--- Available data Enclosed Below ---
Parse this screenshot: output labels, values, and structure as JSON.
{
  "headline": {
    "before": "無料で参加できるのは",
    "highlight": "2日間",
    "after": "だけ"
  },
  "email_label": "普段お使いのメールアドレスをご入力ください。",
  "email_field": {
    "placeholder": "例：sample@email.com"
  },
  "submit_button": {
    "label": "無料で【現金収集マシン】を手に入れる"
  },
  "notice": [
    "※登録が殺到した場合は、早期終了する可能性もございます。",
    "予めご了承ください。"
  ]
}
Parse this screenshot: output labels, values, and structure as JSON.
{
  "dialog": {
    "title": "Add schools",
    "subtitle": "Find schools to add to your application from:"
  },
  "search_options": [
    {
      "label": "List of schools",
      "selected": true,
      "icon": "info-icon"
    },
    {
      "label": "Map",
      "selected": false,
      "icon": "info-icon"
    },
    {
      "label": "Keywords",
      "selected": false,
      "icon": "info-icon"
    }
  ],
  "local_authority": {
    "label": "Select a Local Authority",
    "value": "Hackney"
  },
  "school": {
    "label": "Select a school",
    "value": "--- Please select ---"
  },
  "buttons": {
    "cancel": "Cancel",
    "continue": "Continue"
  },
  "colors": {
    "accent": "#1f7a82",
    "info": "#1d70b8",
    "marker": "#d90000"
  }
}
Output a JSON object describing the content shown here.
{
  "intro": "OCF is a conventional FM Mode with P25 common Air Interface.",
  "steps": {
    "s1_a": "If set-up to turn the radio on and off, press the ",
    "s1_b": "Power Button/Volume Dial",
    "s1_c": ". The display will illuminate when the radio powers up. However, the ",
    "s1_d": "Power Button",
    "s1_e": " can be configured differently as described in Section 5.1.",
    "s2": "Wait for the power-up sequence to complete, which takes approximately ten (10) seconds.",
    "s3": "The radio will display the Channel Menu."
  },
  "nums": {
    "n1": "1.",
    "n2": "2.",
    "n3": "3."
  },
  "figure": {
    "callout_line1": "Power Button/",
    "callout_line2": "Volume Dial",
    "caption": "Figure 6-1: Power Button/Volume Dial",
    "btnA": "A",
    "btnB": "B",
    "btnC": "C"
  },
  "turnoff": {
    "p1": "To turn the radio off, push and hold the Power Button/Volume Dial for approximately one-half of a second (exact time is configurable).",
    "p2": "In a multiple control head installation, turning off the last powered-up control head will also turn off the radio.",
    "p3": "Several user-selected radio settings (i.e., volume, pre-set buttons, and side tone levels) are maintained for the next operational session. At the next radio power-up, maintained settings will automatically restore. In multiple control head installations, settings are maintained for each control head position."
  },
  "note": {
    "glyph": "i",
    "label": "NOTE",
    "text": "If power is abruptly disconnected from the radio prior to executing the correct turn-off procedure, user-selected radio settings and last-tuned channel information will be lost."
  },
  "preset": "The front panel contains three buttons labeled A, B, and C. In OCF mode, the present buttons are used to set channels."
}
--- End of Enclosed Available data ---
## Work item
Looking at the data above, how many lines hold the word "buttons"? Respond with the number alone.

## Exercise solution
3